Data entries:
=-=-=-=-=

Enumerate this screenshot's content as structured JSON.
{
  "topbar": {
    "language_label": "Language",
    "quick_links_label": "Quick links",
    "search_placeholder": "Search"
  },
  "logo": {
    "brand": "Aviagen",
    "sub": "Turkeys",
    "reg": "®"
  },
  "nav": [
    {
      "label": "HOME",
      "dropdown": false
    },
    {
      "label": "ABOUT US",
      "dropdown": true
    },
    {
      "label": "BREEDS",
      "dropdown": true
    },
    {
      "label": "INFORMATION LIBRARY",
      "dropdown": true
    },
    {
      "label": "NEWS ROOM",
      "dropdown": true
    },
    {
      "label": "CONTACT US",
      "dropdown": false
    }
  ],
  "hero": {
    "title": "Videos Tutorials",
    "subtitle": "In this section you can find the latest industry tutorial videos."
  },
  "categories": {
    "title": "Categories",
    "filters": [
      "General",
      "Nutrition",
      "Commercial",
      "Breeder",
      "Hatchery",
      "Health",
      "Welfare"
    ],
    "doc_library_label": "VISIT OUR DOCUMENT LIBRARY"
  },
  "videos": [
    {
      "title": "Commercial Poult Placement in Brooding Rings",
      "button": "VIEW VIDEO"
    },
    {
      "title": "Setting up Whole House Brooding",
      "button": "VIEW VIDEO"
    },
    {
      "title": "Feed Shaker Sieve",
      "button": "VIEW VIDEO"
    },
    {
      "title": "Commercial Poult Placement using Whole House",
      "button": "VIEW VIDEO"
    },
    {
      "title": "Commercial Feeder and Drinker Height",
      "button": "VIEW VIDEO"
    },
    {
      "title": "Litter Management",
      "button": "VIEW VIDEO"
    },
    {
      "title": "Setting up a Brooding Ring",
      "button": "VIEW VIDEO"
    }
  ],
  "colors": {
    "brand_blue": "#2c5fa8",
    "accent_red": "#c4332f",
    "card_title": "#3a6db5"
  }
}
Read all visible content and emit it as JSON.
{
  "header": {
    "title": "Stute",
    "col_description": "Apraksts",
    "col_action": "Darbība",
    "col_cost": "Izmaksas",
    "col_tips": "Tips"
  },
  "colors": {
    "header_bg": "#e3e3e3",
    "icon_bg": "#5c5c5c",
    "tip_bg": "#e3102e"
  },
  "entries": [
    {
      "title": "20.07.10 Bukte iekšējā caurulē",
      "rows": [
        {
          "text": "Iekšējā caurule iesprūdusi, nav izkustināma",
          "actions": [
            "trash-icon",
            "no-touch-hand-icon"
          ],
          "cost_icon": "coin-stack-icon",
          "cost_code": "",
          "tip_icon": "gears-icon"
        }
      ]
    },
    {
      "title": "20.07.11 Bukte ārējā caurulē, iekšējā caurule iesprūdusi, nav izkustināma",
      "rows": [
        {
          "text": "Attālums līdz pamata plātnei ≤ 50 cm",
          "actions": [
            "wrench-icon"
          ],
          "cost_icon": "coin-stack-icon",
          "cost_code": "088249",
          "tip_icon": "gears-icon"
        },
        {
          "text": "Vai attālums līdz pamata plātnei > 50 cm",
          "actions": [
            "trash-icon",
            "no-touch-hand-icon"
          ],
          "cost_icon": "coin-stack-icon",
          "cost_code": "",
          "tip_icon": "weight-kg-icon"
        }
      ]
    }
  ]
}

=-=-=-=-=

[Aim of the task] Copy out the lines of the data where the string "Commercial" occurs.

[Output]
      "Commercial",
      "title": "Commercial Poult Placement in Brooding Rings",
      "title": "Commercial Poult Placement using Whole House",
      "title": "Commercial Feeder and Drinker Height",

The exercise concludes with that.